Return each line of the listing that has the word "Contacts" in it.

____

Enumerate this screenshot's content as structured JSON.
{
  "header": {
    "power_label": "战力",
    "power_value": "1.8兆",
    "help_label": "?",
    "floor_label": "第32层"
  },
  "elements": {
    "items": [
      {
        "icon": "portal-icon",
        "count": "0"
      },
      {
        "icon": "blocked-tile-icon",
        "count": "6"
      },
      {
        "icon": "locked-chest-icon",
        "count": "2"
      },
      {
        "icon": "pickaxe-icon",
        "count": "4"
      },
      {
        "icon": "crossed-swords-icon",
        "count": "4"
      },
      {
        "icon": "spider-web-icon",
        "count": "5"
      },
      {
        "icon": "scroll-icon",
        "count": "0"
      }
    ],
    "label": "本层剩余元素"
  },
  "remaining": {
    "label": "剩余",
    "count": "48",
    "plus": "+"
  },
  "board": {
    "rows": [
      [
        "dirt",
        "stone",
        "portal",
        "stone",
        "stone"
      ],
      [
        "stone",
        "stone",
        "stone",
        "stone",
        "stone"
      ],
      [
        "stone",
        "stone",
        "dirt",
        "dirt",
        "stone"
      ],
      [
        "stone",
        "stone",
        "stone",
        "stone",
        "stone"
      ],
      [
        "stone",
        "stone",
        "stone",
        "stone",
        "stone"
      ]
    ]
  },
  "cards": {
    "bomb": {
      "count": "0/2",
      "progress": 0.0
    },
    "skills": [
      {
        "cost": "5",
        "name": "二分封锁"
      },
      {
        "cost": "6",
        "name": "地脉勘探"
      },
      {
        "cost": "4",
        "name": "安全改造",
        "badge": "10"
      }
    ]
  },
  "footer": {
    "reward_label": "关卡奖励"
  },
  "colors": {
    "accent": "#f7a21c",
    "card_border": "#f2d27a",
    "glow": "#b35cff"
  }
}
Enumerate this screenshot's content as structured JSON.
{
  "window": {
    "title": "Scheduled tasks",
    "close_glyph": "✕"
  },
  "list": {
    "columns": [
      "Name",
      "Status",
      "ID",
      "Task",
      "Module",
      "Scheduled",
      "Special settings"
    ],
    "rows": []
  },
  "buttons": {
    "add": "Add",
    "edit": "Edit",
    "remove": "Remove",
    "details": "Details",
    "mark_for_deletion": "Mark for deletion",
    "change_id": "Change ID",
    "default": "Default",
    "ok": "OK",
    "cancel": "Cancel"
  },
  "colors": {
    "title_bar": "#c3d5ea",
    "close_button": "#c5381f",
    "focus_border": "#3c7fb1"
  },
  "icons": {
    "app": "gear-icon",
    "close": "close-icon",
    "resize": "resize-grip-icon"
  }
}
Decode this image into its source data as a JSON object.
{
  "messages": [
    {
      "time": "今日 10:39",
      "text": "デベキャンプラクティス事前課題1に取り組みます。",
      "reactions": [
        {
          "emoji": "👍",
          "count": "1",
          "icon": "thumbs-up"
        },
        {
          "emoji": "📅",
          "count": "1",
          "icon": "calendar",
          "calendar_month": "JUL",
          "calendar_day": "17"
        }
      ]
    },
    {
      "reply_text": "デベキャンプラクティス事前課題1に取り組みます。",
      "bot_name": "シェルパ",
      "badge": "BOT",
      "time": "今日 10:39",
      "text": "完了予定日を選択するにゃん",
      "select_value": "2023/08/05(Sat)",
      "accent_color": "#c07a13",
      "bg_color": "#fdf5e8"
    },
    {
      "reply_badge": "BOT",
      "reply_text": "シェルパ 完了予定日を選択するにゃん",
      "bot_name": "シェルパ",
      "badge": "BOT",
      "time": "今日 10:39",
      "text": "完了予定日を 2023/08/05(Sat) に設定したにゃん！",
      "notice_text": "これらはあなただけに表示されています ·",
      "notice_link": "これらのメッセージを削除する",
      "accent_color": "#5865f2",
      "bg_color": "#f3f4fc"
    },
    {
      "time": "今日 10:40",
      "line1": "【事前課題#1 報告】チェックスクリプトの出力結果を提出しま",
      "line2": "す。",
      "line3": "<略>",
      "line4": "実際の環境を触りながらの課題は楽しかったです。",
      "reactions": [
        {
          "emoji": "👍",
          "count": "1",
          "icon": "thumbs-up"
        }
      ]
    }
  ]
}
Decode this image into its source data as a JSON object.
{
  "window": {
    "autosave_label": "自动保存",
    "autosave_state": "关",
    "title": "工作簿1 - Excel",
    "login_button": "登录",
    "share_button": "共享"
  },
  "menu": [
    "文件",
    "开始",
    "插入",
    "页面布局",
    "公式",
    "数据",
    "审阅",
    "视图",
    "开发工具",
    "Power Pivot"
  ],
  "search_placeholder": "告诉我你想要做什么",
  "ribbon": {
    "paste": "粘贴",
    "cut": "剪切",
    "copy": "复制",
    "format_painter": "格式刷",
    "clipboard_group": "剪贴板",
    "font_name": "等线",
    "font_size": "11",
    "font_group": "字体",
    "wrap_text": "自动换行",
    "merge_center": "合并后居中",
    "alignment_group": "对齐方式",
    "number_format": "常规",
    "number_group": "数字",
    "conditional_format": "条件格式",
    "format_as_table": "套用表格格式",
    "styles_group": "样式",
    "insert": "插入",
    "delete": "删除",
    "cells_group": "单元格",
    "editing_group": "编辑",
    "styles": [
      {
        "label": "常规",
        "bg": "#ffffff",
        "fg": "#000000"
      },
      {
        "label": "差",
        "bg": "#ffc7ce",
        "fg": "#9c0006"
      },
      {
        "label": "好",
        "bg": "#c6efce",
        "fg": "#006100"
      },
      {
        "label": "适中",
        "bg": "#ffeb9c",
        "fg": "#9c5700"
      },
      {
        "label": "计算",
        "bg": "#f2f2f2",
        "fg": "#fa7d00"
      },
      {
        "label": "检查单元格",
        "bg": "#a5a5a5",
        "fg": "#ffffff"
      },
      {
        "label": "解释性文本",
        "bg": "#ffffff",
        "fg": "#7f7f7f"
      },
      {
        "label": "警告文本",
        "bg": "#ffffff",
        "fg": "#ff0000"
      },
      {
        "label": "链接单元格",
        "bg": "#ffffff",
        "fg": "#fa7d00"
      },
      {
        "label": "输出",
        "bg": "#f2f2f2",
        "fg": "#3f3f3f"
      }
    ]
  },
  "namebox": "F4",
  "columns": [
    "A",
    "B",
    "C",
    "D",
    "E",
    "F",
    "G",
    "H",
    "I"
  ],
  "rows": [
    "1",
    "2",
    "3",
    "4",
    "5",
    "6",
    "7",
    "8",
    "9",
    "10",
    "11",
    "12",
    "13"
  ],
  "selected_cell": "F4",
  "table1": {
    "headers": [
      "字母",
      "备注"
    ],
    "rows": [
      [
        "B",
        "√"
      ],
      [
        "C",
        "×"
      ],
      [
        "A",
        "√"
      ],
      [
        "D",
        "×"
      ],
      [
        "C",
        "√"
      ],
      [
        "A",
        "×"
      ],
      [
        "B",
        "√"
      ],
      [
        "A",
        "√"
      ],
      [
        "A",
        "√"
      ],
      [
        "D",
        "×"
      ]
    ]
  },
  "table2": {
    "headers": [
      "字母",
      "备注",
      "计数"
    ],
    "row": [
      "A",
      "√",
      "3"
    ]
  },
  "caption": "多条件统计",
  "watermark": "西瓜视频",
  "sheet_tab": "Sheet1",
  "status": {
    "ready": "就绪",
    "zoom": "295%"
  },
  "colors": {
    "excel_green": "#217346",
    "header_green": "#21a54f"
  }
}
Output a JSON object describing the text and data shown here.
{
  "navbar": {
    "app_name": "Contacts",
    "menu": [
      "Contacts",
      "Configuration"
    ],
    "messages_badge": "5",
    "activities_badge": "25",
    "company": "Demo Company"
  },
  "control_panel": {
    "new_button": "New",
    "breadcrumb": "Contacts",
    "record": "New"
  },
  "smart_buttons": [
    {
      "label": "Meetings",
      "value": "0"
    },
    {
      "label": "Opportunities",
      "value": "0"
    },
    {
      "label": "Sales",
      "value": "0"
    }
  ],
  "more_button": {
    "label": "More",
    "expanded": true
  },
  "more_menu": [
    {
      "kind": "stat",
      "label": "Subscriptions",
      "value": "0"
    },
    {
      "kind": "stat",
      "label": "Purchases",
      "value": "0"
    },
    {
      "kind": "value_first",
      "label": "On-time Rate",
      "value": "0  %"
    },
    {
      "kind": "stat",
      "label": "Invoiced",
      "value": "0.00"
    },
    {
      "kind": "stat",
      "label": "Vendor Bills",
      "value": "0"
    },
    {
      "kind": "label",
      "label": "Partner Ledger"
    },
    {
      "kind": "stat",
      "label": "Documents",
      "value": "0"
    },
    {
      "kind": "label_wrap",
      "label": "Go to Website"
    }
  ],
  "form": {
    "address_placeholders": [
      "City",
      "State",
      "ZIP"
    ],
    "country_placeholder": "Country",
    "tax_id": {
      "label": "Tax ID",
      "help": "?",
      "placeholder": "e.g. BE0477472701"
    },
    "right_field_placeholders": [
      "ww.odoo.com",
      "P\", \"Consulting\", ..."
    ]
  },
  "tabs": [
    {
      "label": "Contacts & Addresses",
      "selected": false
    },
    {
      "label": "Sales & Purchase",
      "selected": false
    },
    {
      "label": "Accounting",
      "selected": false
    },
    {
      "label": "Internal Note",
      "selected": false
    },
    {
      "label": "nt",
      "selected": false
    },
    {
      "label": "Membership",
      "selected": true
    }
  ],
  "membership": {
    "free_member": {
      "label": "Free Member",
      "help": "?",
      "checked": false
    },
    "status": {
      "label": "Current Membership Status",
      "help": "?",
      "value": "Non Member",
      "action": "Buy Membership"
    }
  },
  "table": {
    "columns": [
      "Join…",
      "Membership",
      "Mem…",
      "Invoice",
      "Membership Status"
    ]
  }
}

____

-- OUTPUT OF THE TASK --
    "app_name": "Contacts",
      "Contacts",
    "breadcrumb": "Contacts",
      "label": "Contacts & Addresses",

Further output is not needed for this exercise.